== Supplied material ==

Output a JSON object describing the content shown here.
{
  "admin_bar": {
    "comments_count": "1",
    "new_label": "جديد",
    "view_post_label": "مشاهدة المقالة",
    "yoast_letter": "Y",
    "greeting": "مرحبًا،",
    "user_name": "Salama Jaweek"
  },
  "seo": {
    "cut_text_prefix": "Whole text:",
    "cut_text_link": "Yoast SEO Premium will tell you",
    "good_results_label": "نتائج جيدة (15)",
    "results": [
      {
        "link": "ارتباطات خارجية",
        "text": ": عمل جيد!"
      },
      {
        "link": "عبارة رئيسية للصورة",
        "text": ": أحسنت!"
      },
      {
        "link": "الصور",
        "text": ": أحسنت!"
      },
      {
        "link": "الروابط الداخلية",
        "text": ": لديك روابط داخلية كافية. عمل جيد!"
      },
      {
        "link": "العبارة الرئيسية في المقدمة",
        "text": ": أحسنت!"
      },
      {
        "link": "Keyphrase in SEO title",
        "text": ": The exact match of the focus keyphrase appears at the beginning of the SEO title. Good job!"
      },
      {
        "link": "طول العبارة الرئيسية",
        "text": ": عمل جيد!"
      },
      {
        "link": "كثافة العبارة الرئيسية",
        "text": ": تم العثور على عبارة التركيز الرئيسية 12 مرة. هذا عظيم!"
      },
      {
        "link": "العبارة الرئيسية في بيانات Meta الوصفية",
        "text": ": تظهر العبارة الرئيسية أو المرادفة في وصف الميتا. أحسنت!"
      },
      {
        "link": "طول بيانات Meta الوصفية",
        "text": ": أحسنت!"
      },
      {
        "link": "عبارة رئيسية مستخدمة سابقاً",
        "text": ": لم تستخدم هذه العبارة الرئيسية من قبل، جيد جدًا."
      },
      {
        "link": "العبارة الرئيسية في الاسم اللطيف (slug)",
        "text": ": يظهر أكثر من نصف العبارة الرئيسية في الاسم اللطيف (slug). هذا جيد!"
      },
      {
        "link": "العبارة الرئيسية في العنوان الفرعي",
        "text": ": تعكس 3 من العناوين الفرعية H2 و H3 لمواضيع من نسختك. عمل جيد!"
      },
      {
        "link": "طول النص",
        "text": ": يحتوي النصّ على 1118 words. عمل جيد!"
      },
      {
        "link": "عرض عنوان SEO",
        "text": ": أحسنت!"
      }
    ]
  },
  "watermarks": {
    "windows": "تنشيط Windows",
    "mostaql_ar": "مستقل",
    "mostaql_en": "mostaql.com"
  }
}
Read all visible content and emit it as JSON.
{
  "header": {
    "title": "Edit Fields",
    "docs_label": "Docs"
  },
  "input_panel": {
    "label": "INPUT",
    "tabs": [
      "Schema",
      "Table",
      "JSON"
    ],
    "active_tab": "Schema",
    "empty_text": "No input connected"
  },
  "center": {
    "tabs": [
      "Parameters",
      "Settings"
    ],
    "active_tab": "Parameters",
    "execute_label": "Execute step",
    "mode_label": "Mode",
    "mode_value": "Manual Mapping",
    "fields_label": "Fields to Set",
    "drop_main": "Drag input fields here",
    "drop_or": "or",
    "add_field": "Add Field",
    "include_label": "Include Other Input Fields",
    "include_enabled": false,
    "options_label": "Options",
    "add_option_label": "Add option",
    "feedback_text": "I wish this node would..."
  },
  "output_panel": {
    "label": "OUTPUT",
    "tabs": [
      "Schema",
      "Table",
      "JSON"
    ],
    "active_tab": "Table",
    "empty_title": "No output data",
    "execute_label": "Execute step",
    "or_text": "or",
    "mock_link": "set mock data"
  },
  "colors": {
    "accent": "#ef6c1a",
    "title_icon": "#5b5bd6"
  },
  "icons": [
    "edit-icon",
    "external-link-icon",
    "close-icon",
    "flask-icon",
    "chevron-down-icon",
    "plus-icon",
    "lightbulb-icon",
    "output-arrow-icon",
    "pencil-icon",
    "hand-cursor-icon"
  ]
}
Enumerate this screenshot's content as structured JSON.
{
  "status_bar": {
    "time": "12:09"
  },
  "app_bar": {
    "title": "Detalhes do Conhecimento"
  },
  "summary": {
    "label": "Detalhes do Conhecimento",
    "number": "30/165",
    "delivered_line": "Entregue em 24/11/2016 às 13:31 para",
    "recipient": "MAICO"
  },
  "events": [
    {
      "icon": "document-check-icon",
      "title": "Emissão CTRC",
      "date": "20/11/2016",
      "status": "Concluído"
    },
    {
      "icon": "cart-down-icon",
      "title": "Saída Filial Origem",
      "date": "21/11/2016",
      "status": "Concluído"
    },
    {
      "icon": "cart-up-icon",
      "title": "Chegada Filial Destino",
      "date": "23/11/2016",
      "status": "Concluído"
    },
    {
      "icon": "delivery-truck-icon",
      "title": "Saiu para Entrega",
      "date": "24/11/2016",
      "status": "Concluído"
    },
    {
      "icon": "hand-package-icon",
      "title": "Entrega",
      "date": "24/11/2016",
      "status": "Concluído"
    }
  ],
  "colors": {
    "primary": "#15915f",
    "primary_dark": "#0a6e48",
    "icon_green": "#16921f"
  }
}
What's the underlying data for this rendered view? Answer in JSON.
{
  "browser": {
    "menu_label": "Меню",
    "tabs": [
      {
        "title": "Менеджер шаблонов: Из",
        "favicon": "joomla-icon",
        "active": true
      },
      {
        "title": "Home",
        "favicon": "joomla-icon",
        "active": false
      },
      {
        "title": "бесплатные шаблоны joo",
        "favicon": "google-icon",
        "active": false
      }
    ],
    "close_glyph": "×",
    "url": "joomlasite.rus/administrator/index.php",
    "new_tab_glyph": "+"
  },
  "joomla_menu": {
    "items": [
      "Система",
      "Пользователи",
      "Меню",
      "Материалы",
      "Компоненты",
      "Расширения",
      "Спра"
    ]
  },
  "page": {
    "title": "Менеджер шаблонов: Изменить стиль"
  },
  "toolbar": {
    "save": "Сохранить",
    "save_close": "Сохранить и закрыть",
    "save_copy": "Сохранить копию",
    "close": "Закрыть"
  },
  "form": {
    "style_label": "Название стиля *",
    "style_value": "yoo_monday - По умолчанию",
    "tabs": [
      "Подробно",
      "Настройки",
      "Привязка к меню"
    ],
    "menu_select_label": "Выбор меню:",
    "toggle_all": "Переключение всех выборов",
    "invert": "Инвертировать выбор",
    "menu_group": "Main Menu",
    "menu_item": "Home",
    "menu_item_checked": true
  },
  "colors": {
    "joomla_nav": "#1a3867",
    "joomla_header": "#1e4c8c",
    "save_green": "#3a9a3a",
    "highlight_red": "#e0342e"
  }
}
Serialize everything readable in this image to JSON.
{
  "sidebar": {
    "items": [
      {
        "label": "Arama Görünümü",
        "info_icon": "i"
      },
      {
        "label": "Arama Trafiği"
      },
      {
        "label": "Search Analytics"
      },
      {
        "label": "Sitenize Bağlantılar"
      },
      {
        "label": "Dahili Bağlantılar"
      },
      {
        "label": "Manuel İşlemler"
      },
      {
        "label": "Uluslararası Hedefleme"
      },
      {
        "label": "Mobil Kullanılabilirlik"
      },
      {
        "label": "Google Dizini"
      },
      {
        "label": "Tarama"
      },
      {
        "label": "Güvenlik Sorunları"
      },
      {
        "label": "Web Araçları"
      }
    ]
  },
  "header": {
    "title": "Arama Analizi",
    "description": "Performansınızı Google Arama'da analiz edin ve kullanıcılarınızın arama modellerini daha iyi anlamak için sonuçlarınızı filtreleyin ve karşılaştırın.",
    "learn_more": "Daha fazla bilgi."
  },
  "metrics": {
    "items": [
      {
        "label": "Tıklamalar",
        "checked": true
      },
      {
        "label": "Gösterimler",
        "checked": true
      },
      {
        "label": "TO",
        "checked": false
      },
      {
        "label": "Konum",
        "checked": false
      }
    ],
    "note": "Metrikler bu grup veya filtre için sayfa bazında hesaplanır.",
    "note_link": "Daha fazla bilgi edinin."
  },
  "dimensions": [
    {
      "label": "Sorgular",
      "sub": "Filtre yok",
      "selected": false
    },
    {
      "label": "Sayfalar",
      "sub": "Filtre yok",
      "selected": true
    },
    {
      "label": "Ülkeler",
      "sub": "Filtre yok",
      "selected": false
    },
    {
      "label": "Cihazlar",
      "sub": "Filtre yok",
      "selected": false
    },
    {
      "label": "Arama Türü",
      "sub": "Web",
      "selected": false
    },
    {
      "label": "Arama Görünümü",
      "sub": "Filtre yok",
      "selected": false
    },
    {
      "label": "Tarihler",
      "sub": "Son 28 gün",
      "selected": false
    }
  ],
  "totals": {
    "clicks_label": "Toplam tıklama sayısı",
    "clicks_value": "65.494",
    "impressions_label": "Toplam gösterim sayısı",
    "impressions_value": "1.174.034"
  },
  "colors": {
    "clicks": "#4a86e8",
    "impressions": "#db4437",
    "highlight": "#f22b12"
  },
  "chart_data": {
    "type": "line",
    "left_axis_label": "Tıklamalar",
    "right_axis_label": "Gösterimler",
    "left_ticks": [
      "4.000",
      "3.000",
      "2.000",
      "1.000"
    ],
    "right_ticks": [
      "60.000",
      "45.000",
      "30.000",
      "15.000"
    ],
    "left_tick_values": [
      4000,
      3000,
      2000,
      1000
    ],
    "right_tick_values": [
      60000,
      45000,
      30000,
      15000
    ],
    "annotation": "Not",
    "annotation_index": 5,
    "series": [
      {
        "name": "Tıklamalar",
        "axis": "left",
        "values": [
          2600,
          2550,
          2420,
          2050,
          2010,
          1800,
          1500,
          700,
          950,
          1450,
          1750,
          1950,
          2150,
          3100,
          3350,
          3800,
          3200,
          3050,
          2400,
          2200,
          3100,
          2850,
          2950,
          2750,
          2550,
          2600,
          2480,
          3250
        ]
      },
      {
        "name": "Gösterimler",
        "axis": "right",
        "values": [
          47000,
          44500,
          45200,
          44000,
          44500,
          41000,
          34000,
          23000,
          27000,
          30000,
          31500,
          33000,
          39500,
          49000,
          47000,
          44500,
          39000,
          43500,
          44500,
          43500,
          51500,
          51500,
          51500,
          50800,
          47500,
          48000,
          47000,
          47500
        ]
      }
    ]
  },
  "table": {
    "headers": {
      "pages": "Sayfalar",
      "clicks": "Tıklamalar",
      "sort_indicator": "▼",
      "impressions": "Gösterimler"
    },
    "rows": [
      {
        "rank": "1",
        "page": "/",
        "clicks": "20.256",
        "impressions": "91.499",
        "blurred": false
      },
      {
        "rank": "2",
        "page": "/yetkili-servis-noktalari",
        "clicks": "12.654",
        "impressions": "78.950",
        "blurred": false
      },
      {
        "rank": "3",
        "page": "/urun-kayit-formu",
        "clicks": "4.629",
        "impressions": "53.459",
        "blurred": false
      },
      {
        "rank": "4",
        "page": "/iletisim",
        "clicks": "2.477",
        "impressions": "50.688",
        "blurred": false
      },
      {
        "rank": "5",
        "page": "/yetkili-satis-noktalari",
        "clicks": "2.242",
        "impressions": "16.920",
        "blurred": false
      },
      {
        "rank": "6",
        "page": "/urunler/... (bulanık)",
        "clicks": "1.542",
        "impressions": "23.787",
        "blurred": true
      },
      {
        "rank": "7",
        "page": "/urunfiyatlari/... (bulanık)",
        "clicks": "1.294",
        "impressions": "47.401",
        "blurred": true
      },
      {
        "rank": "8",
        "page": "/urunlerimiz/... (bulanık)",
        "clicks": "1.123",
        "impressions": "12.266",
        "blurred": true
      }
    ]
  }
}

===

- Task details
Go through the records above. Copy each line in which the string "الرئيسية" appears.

- Reply
        "link": "العبارة الرئيسية في المقدمة",
        "link": "طول العبارة الرئيسية",
        "link": "كثافة العبارة الرئيسية",
        "text": ": تم العثور على عبارة التركيز الرئيسية 12 مرة. هذا عظيم!"
        "link": "العبارة الرئيسية في بيانات Meta الوصفية",
        "text": ": تظهر العبارة الرئيسية أو المرادفة في وصف الميتا. أحسنت!"
        "text": ": لم تستخدم هذه العبارة الرئيسية من قبل، جيد جدًا."
        "link": "العبارة الرئيسية في الاسم اللطيف (slug)",
        "text": ": يظهر أكثر من نصف العبارة الرئيسية في الاسم اللطيف (slug). هذا جيد!"
        "link": "العبارة الرئيسية في العنوان الفرعي",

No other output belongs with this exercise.